Q- Can I work out after a treatment?

A- Some conditions do require avoidance of certain movements. However, it is our ultimate goal to restore function. It would be completely counter-productive to have the patient avoid all exercise and movement during their treatment. The rule of thumb is, if it hurts, do not do it. If the patient is able to perform certain exercises without pain, then the more they do, the more they will be able to do.

Q- I did not know that Chiropractors treated feet. Is there anything else that that Chiropractors treat?

A- Basically, anything related to the musculoskeletal system can be treated with Chiropractic care. Hands, feet, hips, elbows, etc. are included in this. However, because spinal dysfunction can affect surrounding tissues, it explains why a chiropractic treatment can offer relief to a variety of different conditions. Some common conditions that are treated often in the office but may not be thought of as chiropractic conditions are: headache, vertigo, ear infection, sinus pressure, asthma, etc.

Q- When I "crack" my own back, how does it differ from a Chiropractic adjustment?

A- A "crack" or cavitation, is a release of gas from a joint. There are two situations in which a patient will hear a cavitation. One situation is therapeutic and the other is detrimental to the patient's well being. The build up of gas in a joint is due to aberrant motion of that joint. This can happen if the joint is not moving or dysfunctional. We also see this in a joint that is moving too much due to ligamentous laxity. When a patient has a habit of "cracking" their back or knuckles, they have produced a hypermobile situation. In this case there is stretching of the ligaments each time the patient "cracks" their back. Although there is a momentary relief of symptoms due to decreased pressure from the release of gas from the joint, it is very short lived. The continuation of this habit will cause increased stretching of an already hypermobile segment. In the long run, the body will recognize this as an unstable segment and deposit bone resulting in osteoarthritis. (See Wolff's Law)

In contrast, a Chiropractic adjustment involves a restoration of motion to a dysfunctional joint. Careful palpation is used to find the area of the spine that is not moving properly and a gentle force is applied in order to regain function.

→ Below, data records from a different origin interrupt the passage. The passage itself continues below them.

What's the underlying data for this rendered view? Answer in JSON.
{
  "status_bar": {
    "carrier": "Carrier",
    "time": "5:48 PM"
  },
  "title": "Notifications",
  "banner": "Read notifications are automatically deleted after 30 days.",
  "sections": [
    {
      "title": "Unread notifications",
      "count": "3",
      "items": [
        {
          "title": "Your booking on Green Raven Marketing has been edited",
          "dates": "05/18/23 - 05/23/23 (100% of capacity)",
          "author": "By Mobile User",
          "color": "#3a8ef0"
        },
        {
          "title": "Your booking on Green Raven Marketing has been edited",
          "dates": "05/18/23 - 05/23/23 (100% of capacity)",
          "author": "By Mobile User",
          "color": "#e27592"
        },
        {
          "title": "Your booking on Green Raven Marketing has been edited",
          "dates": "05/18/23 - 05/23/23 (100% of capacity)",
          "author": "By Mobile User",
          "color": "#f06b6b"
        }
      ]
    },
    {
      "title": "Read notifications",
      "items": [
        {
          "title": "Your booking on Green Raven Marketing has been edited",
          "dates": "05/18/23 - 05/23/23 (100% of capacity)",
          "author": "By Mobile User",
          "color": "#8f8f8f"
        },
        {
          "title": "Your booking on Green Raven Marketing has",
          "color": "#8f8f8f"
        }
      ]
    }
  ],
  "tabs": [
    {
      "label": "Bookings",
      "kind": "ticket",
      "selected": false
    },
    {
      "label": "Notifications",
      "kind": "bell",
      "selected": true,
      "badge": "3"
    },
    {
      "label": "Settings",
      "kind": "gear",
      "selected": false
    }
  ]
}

Although these are the most commonly asked questions, I may not have answered your question. Please feel free to ask.